A special needs student was assaulted so badly by bullying schoolmates at Miramonte Elementary School in south Los Angeles he had to have one of his testicles removed, his mother alleges in an NBC News report. Josefina Corona, who filed a lawsuit against the Los Angeles Unified School District in July, claims her then 8-year-old son endured 14 months of physical, verbal, and sexual assaults by fellow students. "He would constantly get slapped, kicked," Corona told a local NBC station. While speaking to the media, she withheld all photos of her child to protect his privacy.
According to the most recent statistics from the Department of Education, about 6.4 million special needs students are served in public schools under the Individuals with Disabilities Education Act. This represents about 13 percent of the total school population. However, despite these generally high numbers, special needs students remain at risk for abuse and maltreatment in many schools.
Corona claims representatives of the school tried to make her now 10-year-old son appear crazy, and suggested she seek psychological help on his behalf. Corona believes administrators made such claims simply to avoid blame for not stopping the bullying.
The school has a terrible record when it comes to protecting students. In 2012, the administration removed 75 staff members due to child abuse allegations. Seems likely the school did not respond to her son’s cries for help between April 2012 and June 2013 as Corona claims. Not able to find protection or help from a single adult, her son hid from aggressors in the bathroom, however, his mother says they repeatedly discovered him there. Once, a group of bullies even pulled down his pants and squished his genitals, hurting the boy so badly, he was taken to Children’s Hospital L.A., where a urologist removed one severely damaged testicle.
In her lawsuit, Corona also claims a security officer harassed her son as he cowered in the restroom. “The District takes a strong position against bullying, hazing, or any behavior that infringes on the safety or well-being of students,” a spokesperson wrote in a statement delivered to NBC. “We work hard to educate our students about the impacts of bullying and to investigate all reported cases of this behavior. While we can’t discuss the specifics of this pending litigation, our caring educators work hard everyday to prevent bullying and support safe and respectful school environments." Corona’s lawyer, Michael Gulden, says the policy sounds great but the school’s actions do not match its words.

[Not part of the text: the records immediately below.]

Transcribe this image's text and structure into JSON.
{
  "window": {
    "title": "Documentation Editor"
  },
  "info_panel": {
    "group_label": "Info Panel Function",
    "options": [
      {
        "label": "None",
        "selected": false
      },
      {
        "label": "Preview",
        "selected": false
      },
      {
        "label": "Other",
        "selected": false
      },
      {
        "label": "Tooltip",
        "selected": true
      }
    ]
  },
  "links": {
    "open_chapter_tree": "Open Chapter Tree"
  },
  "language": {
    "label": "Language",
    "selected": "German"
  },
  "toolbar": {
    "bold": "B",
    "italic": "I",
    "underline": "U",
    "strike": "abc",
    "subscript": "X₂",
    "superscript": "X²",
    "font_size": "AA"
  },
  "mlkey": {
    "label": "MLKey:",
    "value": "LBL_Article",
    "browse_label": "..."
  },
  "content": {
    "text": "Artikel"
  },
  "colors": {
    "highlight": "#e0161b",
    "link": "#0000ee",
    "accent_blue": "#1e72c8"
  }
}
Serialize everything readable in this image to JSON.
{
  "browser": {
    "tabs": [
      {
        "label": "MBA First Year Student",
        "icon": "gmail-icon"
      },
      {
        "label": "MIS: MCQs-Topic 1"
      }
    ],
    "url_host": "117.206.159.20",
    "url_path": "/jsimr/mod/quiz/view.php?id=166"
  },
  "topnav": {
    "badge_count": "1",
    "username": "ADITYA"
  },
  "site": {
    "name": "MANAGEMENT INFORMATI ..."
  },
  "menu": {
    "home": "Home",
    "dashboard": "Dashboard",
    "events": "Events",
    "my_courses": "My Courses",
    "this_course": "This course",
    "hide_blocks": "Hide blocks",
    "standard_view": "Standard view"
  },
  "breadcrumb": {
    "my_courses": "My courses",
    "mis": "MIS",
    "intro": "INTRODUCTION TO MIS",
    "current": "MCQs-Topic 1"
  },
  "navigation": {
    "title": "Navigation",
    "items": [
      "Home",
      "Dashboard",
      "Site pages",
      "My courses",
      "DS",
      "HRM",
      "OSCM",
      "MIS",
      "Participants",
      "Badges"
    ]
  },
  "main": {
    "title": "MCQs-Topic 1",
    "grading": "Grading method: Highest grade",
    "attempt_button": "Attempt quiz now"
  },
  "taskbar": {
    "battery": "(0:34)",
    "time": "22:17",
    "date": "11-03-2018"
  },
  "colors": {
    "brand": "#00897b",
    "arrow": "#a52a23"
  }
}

While representatives for the school say it has changed since administration weeded out staff members cited for abuse, Corona claims the opposite is true and the school has not changed in the least. "What do I have to wait for? For him to actually get raped in order for the district to hear me or the school to hear me?" Corona said. She believes other children in the school are also getting hurt and that "the district is closing their eyes or shutting the door."